Now some of you may have heard of the fabulous salaries that educated kids with fancy degrees get today. Back in the 80s, well-educated people just did not have those opportunities. If you opted out of campus placements, then it better be because you had Papa warming the MD’s chair for you in the family business. If you decided to part ways with Papa, then the only option left to you was breaking rocks in a quarry. So Prem, decides to break rocks in the quarry while enterprisingly moonlighting as a truck driver. Within a month, he earns enough money. However, Jeevan realising things are going nowhere and the movie has to end, decides to kill Prem. Kishen, Bhabi, Manohar and Ranjit also land up since the official bugle to announce the beginning of the climax has been sounded. Prem, after being beaten to pulp by Jeevan, sees that an audience that has accumulated and decides to put up another good fight. Notwithstanding the constant interruptions from Suman running hither and thither, he still manages to do a decent job. Meanwhile, Ranjit reveals that he is not lame to Kishen. Kishen is stunned by the turn of events – How could he have selected so silly a business partner that the only thing he could think of was acting lame? At the very least, he should have carried the JV agreements with him and threatened to kill Prem if Kishen did not give him 100% control of the company. Disgusted, he also joins the fray by beating up Ranjit. Bhabi and Manohar handle the henchmen. Finally Jeevan falls down the quarry, thanks to the Pigeon (I would rather not reveal the exact sequence of events since it is best seen). Ranjit and Seema leave before they can follow Jeevan down the quarry. And end up in the hands of the waiting police (But of course) and are arrested for causing mental trauma – Ranjit for pretending to be lame and Seema for perming her hair.
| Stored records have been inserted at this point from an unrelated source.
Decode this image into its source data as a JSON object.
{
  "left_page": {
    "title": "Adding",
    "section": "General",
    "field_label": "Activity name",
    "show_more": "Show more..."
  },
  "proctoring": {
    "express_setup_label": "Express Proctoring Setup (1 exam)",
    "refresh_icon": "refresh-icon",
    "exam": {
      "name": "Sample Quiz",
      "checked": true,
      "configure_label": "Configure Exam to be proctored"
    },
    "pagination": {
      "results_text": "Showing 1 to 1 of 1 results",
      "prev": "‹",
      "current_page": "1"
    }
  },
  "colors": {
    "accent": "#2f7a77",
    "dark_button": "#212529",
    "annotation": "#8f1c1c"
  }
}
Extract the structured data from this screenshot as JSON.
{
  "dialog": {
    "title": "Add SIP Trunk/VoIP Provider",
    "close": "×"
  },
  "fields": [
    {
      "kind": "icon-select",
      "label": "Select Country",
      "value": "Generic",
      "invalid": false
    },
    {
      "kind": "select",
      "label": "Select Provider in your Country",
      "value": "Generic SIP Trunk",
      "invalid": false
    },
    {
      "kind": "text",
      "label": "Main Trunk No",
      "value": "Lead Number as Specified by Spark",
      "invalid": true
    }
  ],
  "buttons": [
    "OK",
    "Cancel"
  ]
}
Kishen sees the error of his ways and decides no more JVs, only sole control. Also, no smart daughter-in-law, only Suman, the diesel mechanic’s daughter. A lesson, which would have been very useful to T.P.G Nambiar, when he chose a smart husband for his daughter who would later fight for the Group’s shares.
Suman gets married to Prem. Manohar Bhaiya settles for the only woman who will marry him – the milkmaid. The Pigeon marries another pigeon. To clarify that our heroic Pigeon is not gay, its mate has a ladylike red ribbon tied to her neck.
All is well that ends well.